## EXERCISE INSTRUCTIONS
Whenever a line in the data contains "Health", show that line.

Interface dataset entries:
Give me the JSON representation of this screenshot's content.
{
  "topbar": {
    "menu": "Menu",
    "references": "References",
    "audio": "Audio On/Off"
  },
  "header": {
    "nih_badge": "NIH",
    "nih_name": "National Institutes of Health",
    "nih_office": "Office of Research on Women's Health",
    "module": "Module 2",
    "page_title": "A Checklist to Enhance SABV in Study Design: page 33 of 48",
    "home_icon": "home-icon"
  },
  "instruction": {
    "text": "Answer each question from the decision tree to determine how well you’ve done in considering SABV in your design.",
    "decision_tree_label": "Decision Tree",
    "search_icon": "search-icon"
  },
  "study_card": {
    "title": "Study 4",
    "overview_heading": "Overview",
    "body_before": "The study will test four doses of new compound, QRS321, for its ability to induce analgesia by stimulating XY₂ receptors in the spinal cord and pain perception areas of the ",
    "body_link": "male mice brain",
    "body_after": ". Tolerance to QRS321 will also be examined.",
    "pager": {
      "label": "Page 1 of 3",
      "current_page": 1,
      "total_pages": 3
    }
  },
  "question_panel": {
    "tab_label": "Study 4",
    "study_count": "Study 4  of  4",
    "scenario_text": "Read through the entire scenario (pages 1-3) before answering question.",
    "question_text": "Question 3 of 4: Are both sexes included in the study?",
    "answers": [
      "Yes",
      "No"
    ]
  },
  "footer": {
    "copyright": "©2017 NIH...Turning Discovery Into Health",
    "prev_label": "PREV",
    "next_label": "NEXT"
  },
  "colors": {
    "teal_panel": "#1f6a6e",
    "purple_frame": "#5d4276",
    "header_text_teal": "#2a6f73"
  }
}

## SOLUTION
    "nih_name": "National Institutes of Health",
    "nih_office": "Office of Research on Women's Health",
    "copyright": "©2017 NIH...Turning Discovery Into Health",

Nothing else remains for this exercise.